Looking at the Ethernet entry on Wikipedia, I can't figure out how it's indicated how long the Ethernet frame is. The EtherType/Length header field apparently can indicate either a frame type or an explicit length, and I'm guessing that in the case of a frame type, it has to do some other logic to figure out how long the packet is. For example, if the EtherType field is 0x0800, that indicates an IPv4 payload, and so the receiving NIC would have to examine the first 32 bits of the payload to find the length of the IP packet, and therefore to figure out the total length of the Ethernet frame, and know when to look for the end-of-frame checksum and interframe gap.
Does this sound correct?
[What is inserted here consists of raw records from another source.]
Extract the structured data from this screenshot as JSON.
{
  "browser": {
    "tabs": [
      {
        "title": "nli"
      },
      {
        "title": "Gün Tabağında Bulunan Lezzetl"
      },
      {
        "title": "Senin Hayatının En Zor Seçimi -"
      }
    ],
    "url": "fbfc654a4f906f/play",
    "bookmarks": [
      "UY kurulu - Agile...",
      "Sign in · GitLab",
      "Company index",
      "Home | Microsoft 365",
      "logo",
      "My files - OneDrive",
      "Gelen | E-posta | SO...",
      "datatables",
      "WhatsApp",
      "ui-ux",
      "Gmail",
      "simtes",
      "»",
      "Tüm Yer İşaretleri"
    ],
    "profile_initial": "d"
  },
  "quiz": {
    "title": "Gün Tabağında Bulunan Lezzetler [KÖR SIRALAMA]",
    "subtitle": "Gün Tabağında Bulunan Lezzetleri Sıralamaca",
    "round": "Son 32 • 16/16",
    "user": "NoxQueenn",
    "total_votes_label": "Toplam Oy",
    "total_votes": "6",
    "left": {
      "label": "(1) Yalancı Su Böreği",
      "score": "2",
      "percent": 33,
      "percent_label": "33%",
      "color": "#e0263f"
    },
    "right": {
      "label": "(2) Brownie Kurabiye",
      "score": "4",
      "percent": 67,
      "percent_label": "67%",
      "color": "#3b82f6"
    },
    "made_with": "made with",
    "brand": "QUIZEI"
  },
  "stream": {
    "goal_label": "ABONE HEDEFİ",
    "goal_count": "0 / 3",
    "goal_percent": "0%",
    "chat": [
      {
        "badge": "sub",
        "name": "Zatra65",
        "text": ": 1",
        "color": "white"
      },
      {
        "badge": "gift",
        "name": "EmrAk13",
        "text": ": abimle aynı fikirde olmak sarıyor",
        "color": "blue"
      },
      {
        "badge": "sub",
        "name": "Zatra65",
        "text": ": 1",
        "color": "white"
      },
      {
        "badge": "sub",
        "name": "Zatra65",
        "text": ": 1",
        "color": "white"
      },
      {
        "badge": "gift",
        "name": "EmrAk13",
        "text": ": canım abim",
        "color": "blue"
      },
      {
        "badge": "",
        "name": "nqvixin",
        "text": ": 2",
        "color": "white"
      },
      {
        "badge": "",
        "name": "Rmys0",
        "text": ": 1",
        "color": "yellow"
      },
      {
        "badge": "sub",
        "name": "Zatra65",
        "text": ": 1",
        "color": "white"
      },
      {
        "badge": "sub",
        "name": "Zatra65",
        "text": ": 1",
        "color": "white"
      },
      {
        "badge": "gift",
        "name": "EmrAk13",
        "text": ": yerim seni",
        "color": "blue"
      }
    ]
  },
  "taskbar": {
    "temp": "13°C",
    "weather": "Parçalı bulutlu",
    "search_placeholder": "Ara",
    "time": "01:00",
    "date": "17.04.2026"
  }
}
I also looked at the IEEE 802.3 spec for Ethernet (part 1, anyway) which seems to corroborate this, but it's pretty opaque.